### The problem
What you return must match the records exactly, except that the pictures are gone.

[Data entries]
──────────────────────────────

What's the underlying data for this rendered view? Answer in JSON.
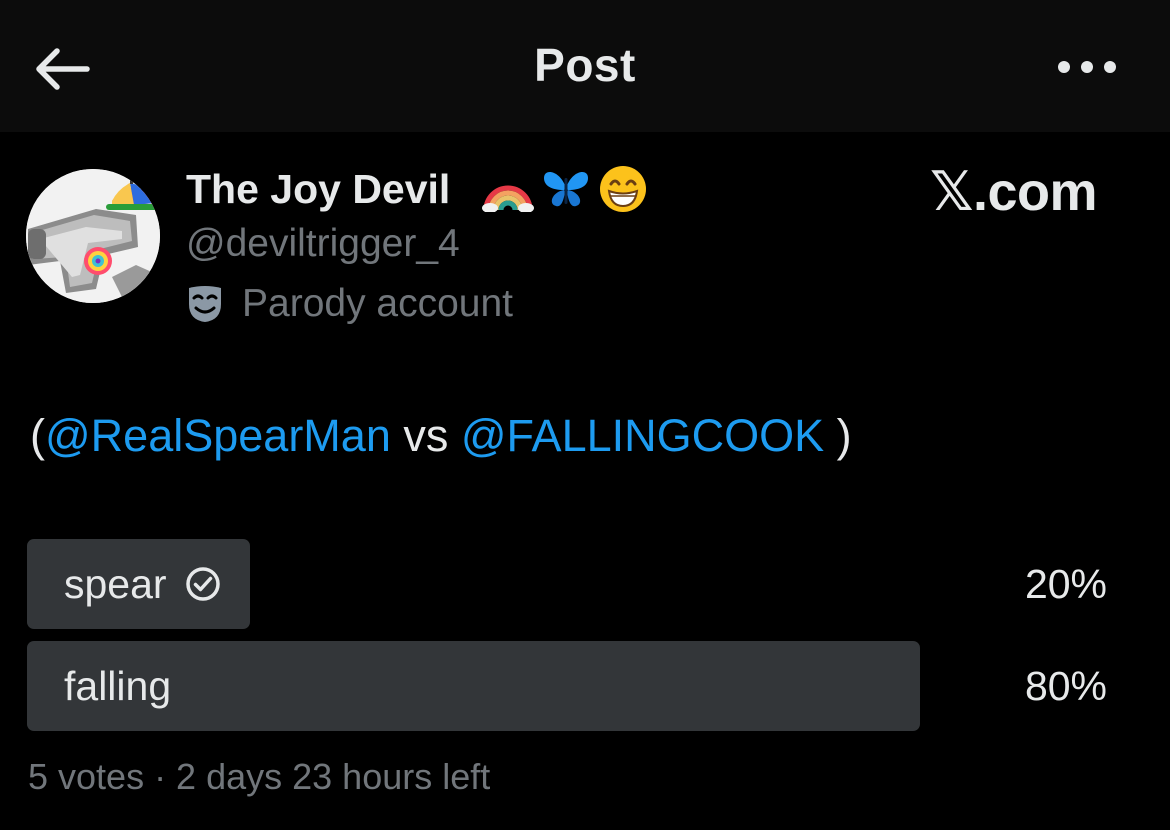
{
  "header": {
    "title": "Post",
    "back_icon": "arrow-left-icon",
    "more_icon": "more-horizontal-icon"
  },
  "author": {
    "display_name": "The Joy Devil",
    "name_emojis": [
      "🌈",
      "🦋",
      "😁"
    ],
    "handle": "@deviltrigger_4",
    "parody_label": "Parody account",
    "parody_icon": "mask-icon"
  },
  "watermark": "𝕏.com",
  "post": {
    "open_paren": "(",
    "mention_1": "@RealSpearMan",
    "vs": " vs ",
    "mention_2": "@FALLINGCOOK",
    "close_paren": " )"
  },
  "poll": {
    "options": [
      {
        "label": "spear",
        "percent_text": "20%",
        "percent": 20,
        "voted": true
      },
      {
        "label": "falling",
        "percent_text": "80%",
        "percent": 80,
        "voted": false
      }
    ],
    "meta": "5 votes · 2 days 23 hours left"
  },
  "colors": {
    "background": "#000000",
    "header_bg": "#0c0c0c",
    "text": "#e7e9ea",
    "secondary_text": "#71767b",
    "link": "#1d9bf0",
    "poll_bar": "#333639"
  }
}
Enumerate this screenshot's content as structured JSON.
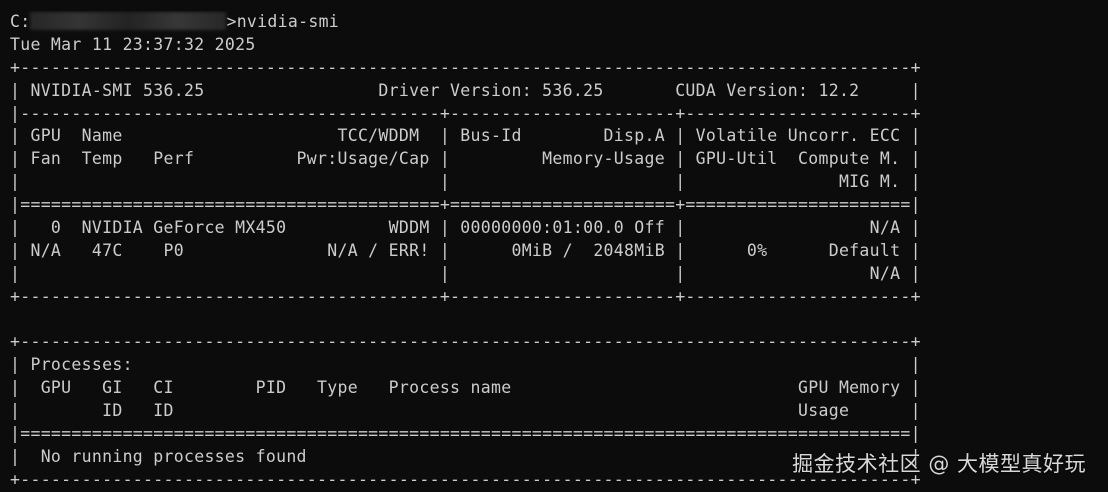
{
  "terminal": {
    "prompt_prefix": "C:",
    "prompt_suffix": ">",
    "command": "nvidia-smi",
    "timestamp": "Tue Mar 11 23:37:32 2025",
    "output_lines": [
      "+---------------------------------------------------------------------------------------+",
      "| NVIDIA-SMI 536.25                 Driver Version: 536.25       CUDA Version: 12.2     |",
      "|-----------------------------------------+----------------------+----------------------+",
      "| GPU  Name                     TCC/WDDM  | Bus-Id        Disp.A | Volatile Uncorr. ECC |",
      "| Fan  Temp   Perf          Pwr:Usage/Cap |         Memory-Usage | GPU-Util  Compute M. |",
      "|                                         |                      |               MIG M. |",
      "|=========================================+======================+======================|",
      "|   0  NVIDIA GeForce MX450          WDDM | 00000000:01:00.0 Off |                  N/A |",
      "| N/A   47C    P0              N/A / ERR! |      0MiB /  2048MiB |      0%      Default |",
      "|                                         |                      |                  N/A |",
      "+-----------------------------------------+----------------------+----------------------+",
      "",
      "+---------------------------------------------------------------------------------------+",
      "| Processes:                                                                            |",
      "|  GPU   GI   CI        PID   Type   Process name                            GPU Memory |",
      "|        ID   ID                                                             Usage      |",
      "|=======================================================================================|",
      "|  No running processes found                                                           |",
      "+---------------------------------------------------------------------------------------+"
    ]
  },
  "watermark": {
    "text": "掘金技术社区 @ 大模型真好玩"
  },
  "colors": {
    "background": "#0c0c0c",
    "foreground": "#cccccc"
  }
}
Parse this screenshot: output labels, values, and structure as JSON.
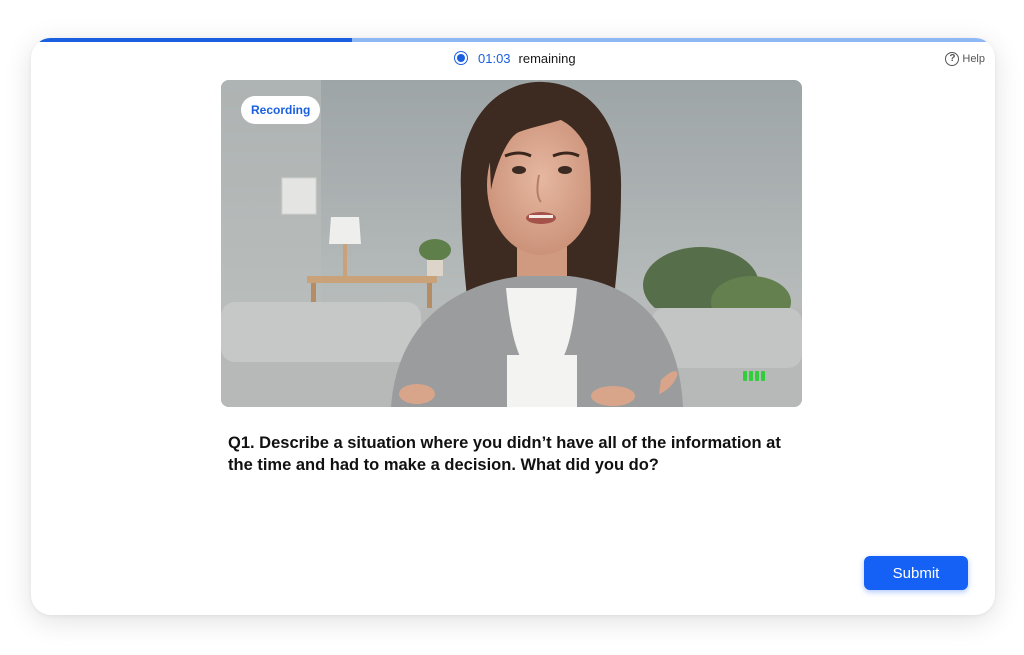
{
  "progress": {
    "fraction": 0.33
  },
  "timer": {
    "time": "01:03",
    "suffix": "remaining"
  },
  "help": {
    "label": "Help",
    "icon": "help-circle-icon"
  },
  "video": {
    "badge": "Recording",
    "audio_bars_active": 4
  },
  "question": {
    "text": "Q1. Describe a situation where you didn’t have all of the information at the time and had to make a decision. What did you do?"
  },
  "actions": {
    "submit_label": "Submit"
  },
  "colors": {
    "accent": "#1a5fe0",
    "button": "#1561f5",
    "audio_meter": "#2fcf3a"
  }
}
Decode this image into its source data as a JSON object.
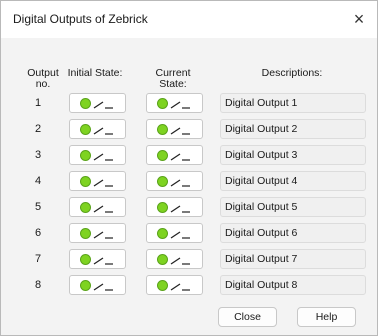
{
  "dialog": {
    "title": "Digital Outputs of Zebrick",
    "close_glyph": "×"
  },
  "headers": {
    "output_no_line1": "Output",
    "output_no_line2": "no.",
    "initial_state": "Initial State:",
    "current_line1": "Current",
    "current_line2": "State:",
    "descriptions": "Descriptions:"
  },
  "rows": [
    {
      "no": "1",
      "description": "Digital Output 1",
      "initial_on": true,
      "current_on": true
    },
    {
      "no": "2",
      "description": "Digital Output 2",
      "initial_on": true,
      "current_on": true
    },
    {
      "no": "3",
      "description": "Digital Output 3",
      "initial_on": true,
      "current_on": true
    },
    {
      "no": "4",
      "description": "Digital Output 4",
      "initial_on": true,
      "current_on": true
    },
    {
      "no": "5",
      "description": "Digital Output 5",
      "initial_on": true,
      "current_on": true
    },
    {
      "no": "6",
      "description": "Digital Output 6",
      "initial_on": true,
      "current_on": true
    },
    {
      "no": "7",
      "description": "Digital Output 7",
      "initial_on": true,
      "current_on": true
    },
    {
      "no": "8",
      "description": "Digital Output 8",
      "initial_on": true,
      "current_on": true
    }
  ],
  "buttons": {
    "close": "Close",
    "help": "Help"
  },
  "colors": {
    "led_on": "#7ed321",
    "dialog_bg": "#f3f3f3"
  }
}
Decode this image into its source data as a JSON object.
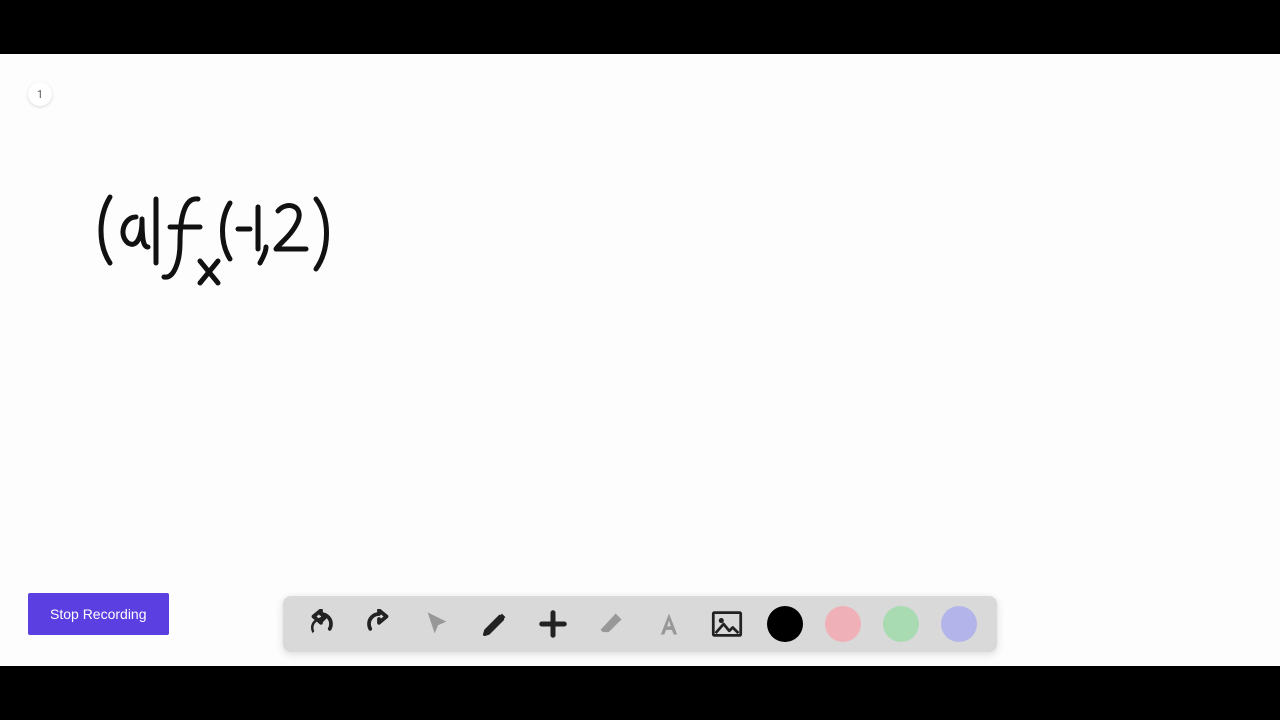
{
  "page": {
    "number": "1"
  },
  "handwriting": {
    "text": "(a) f_x(-1,2)"
  },
  "controls": {
    "stop_label": "Stop Recording"
  },
  "toolbar": {
    "undo": "undo-icon",
    "redo": "redo-icon",
    "pointer": "pointer-icon",
    "pencil": "pencil-icon",
    "plus": "plus-icon",
    "eraser": "eraser-icon",
    "text": "text-icon",
    "image": "image-icon"
  },
  "colors": {
    "black": "#000000",
    "pink": "#f0b0b8",
    "green": "#a8dbb2",
    "purple": "#b3b5ea"
  }
}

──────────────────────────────

### Answer box
What's the underlying data for this rendered view? Answer in JSON.
{
  "header": {
    "title": "Post",
    "back_icon": "arrow-left-icon",
    "more_icon": "more-horizontal-icon"
  },
  "author": {
    "display_name": "The Joy Devil",
    "name_emojis": [
      "🌈",
      "🦋",
      "😁"
    ],
    "handle": "@deviltrigger_4",
    "parody_label": "Parody account",
    "parody_icon": "mask-icon"
  },
  "watermark": "𝕏.com",
  "post": {
    "open_paren": "(",
    "mention_1": "@RealSpearMan",
    "vs": " vs ",
    "mention_2": "@FALLINGCOOK",
    "close_paren": " )"
  },
  "poll": {
    "options": [
      {
        "label": "spear",
        "percent_text": "20%",
        "percent": 20,
        "voted": true
      },
      {
        "label": "falling",
        "percent_text": "80%",
        "percent": 80,
        "voted": false
      }
    ],
    "meta": "5 votes · 2 days 23 hours left"
  },
  "colors": {
    "background": "#000000",
    "header_bg": "#0c0c0c",
    "text": "#e7e9ea",
    "secondary_text": "#71767b",
    "link": "#1d9bf0",
    "poll_bar": "#333639"
  }
}
Enumerate this screenshot's content as structured JSON.
{
  "terminal": {
    "prompt_prefix": "C:",
    "prompt_suffix": ">",
    "command": "nvidia-smi",
    "timestamp": "Tue Mar 11 23:37:32 2025",
    "output_lines": [
      "+---------------------------------------------------------------------------------------+",
      "| NVIDIA-SMI 536.25                 Driver Version: 536.25       CUDA Version: 12.2     |",
      "|-----------------------------------------+----------------------+----------------------+",
      "| GPU  Name                     TCC/WDDM  | Bus-Id        Disp.A | Volatile Uncorr. ECC |",
      "| Fan  Temp   Perf          Pwr:Usage/Cap |         Memory-Usage | GPU-Util  Compute M. |",
      "|                                         |                      |               MIG M. |",
      "|=========================================+======================+======================|",
      "|   0  NVIDIA GeForce MX450          WDDM | 00000000:01:00.0 Off |                  N/A |",
      "| N/A   47C    P0              N/A / ERR! |      0MiB /  2048MiB |      0%      Default |",
      "|                                         |                      |                  N/A |",
      "+-----------------------------------------+----------------------+----------------------+",
      "",
      "+---------------------------------------------------------------------------------------+",
      "| Processes:                                                                            |",
      "|  GPU   GI   CI        PID   Type   Process name                            GPU Memory |",
      "|        ID   ID                                                             Usage      |",
      "|=======================================================================================|",
      "|  No running processes found                                                           |",
      "+---------------------------------------------------------------------------------------+"
    ]
  },
  "watermark": {
    "text": "掘金技术社区 @ 大模型真好玩"
  },
  "colors": {
    "background": "#0c0c0c",
    "foreground": "#cccccc"
  }
}
Parse this screenshot: output labels, values, and structure as JSON.
{
  "progress": {
    "fraction": 0.33
  },
  "timer": {
    "time": "01:03",
    "suffix": "remaining"
  },
  "help": {
    "label": "Help",
    "icon": "help-circle-icon"
  },
  "video": {
    "badge": "Recording",
    "audio_bars_active": 4
  },
  "question": {
    "text": "Q1. Describe a situation where you didn’t have all of the information at the time and had to make a decision. What did you do?"
  },
  "actions": {
    "submit_label": "Submit"
  },
  "colors": {
    "accent": "#1a5fe0",
    "button": "#1561f5",
    "audio_meter": "#2fcf3a"
  }
}
Decode this image into its source data as a JSON object.
{
  "dialog": {
    "title": "Digital Outputs of Zebrick",
    "close_glyph": "×"
  },
  "headers": {
    "output_no_line1": "Output",
    "output_no_line2": "no.",
    "initial_state": "Initial State:",
    "current_line1": "Current",
    "current_line2": "State:",
    "descriptions": "Descriptions:"
  },
  "rows": [
    {
      "no": "1",
      "description": "Digital Output 1",
      "initial_on": true,
      "current_on": true
    },
    {
      "no": "2",
      "description": "Digital Output 2",
      "initial_on": true,
      "current_on": true
    },
    {
      "no": "3",
      "description": "Digital Output 3",
      "initial_on": true,
      "current_on": true
    },
    {
      "no": "4",
      "description": "Digital Output 4",
      "initial_on": true,
      "current_on": true
    },
    {
      "no": "5",
      "description": "Digital Output 5",
      "initial_on": true,
      "current_on": true
    },
    {
      "no": "6",
      "description": "Digital Output 6",
      "initial_on": true,
      "current_on": true
    },
    {
      "no": "7",
      "description": "Digital Output 7",
      "initial_on": true,
      "current_on": true
    },
    {
      "no": "8",
      "description": "Digital Output 8",
      "initial_on": true,
      "current_on": true
    }
  ],
  "buttons": {
    "close": "Close",
    "help": "Help"
  },
  "colors": {
    "led_on": "#7ed321",
    "dialog_bg": "#f3f3f3"
  }
}
Decode this image into its source data as a JSON object.
{
  "page": {
    "number": "1"
  },
  "handwriting": {
    "text": "(a) f_x(-1,2)"
  },
  "controls": {
    "stop_label": "Stop Recording"
  },
  "toolbar": {
    "undo": "undo-icon",
    "redo": "redo-icon",
    "pointer": "pointer-icon",
    "pencil": "pencil-icon",
    "plus": "plus-icon",
    "eraser": "eraser-icon",
    "text": "text-icon",
    "image": "image-icon"
  },
  "colors": {
    "black": "#000000",
    "pink": "#f0b0b8",
    "green": "#a8dbb2",
    "purple": "#b3b5ea"
  }
}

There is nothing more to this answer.